#### Records contained in a dataset

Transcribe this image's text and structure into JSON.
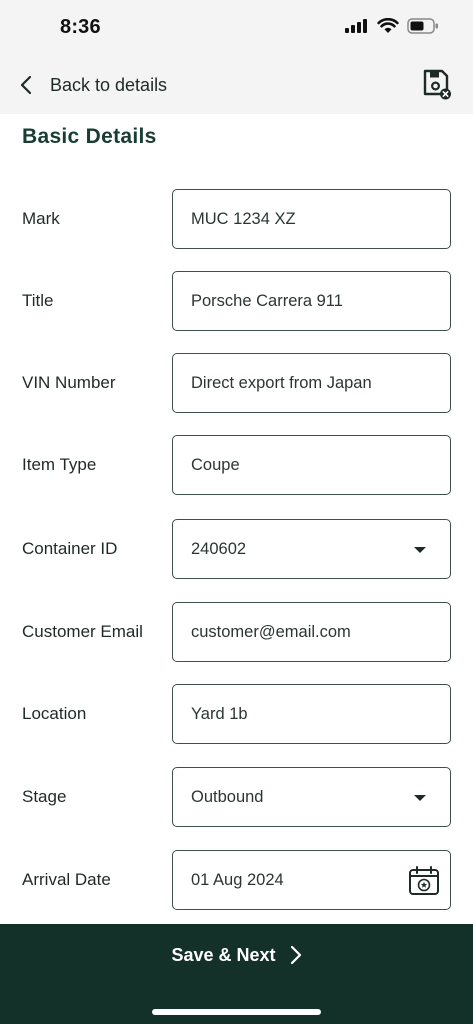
{
  "status_bar": {
    "time": "8:36"
  },
  "nav": {
    "back_label": "Back to details"
  },
  "section": {
    "title": "Basic Details"
  },
  "fields": [
    {
      "label": "Mark",
      "value": "MUC 1234 XZ",
      "kind": "text"
    },
    {
      "label": "Title",
      "value": "Porsche Carrera 911",
      "kind": "text"
    },
    {
      "label": "VIN Number",
      "value": "Direct export from Japan",
      "kind": "text"
    },
    {
      "label": "Item Type",
      "value": "Coupe",
      "kind": "text"
    },
    {
      "label": "Container ID",
      "value": "240602",
      "kind": "select"
    },
    {
      "label": "Customer Email",
      "value": "customer@email.com",
      "kind": "text"
    },
    {
      "label": "Location",
      "value": "Yard 1b",
      "kind": "text"
    },
    {
      "label": "Stage",
      "value": "Outbound",
      "kind": "select"
    },
    {
      "label": "Arrival Date",
      "value": "01 Aug 2024",
      "kind": "date"
    }
  ],
  "footer": {
    "save_next_label": "Save & Next"
  },
  "icons": {
    "back": "chevron-left-icon",
    "save": "floppy-disk-icon",
    "dropdown": "caret-down-icon",
    "calendar": "calendar-icon",
    "next": "chevron-right-icon"
  },
  "colors": {
    "brand_dark": "#143129",
    "title": "#183d33",
    "border": "#3f4f4a",
    "header_bg": "#f3f4f3"
  }
}
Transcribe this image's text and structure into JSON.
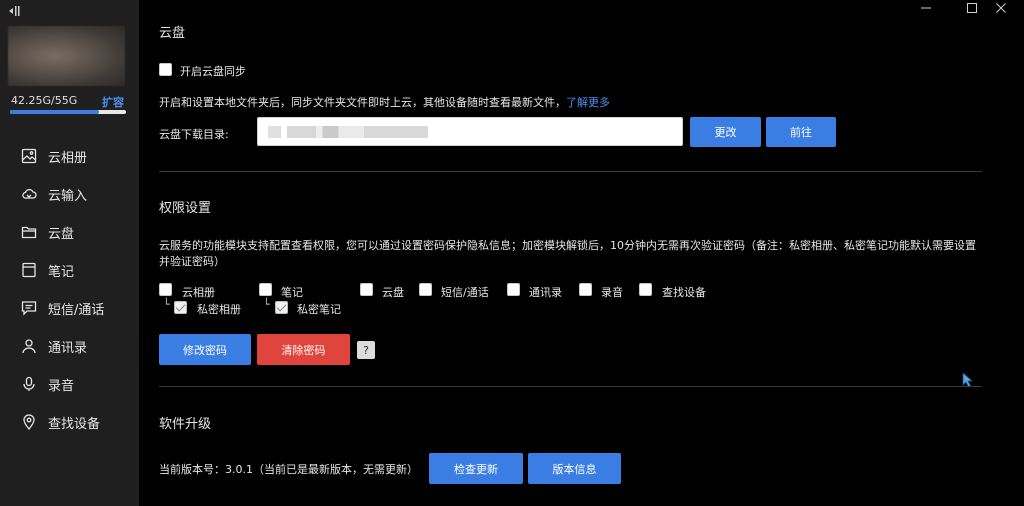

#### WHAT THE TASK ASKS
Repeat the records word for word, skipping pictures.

#### RESULT
Transcribe this image's text and structure into JSON.
{
  "status_bar": {
    "time": "8:36"
  },
  "nav": {
    "back_label": "Back to details"
  },
  "section": {
    "title": "Basic Details"
  },
  "fields": [
    {
      "label": "Mark",
      "value": "MUC 1234 XZ",
      "kind": "text"
    },
    {
      "label": "Title",
      "value": "Porsche Carrera 911",
      "kind": "text"
    },
    {
      "label": "VIN Number",
      "value": "Direct export from Japan",
      "kind": "text"
    },
    {
      "label": "Item Type",
      "value": "Coupe",
      "kind": "text"
    },
    {
      "label": "Container ID",
      "value": "240602",
      "kind": "select"
    },
    {
      "label": "Customer Email",
      "value": "customer@email.com",
      "kind": "text"
    },
    {
      "label": "Location",
      "value": "Yard 1b",
      "kind": "text"
    },
    {
      "label": "Stage",
      "value": "Outbound",
      "kind": "select"
    },
    {
      "label": "Arrival Date",
      "value": "01 Aug 2024",
      "kind": "date"
    }
  ],
  "footer": {
    "save_next_label": "Save & Next"
  },
  "icons": {
    "back": "chevron-left-icon",
    "save": "floppy-disk-icon",
    "dropdown": "caret-down-icon",
    "calendar": "calendar-icon",
    "next": "chevron-right-icon"
  },
  "colors": {
    "brand_dark": "#143129",
    "title": "#183d33",
    "border": "#3f4f4a",
    "header_bg": "#f3f4f3"
  }
}
Transcribe this image's text and structure into JSON.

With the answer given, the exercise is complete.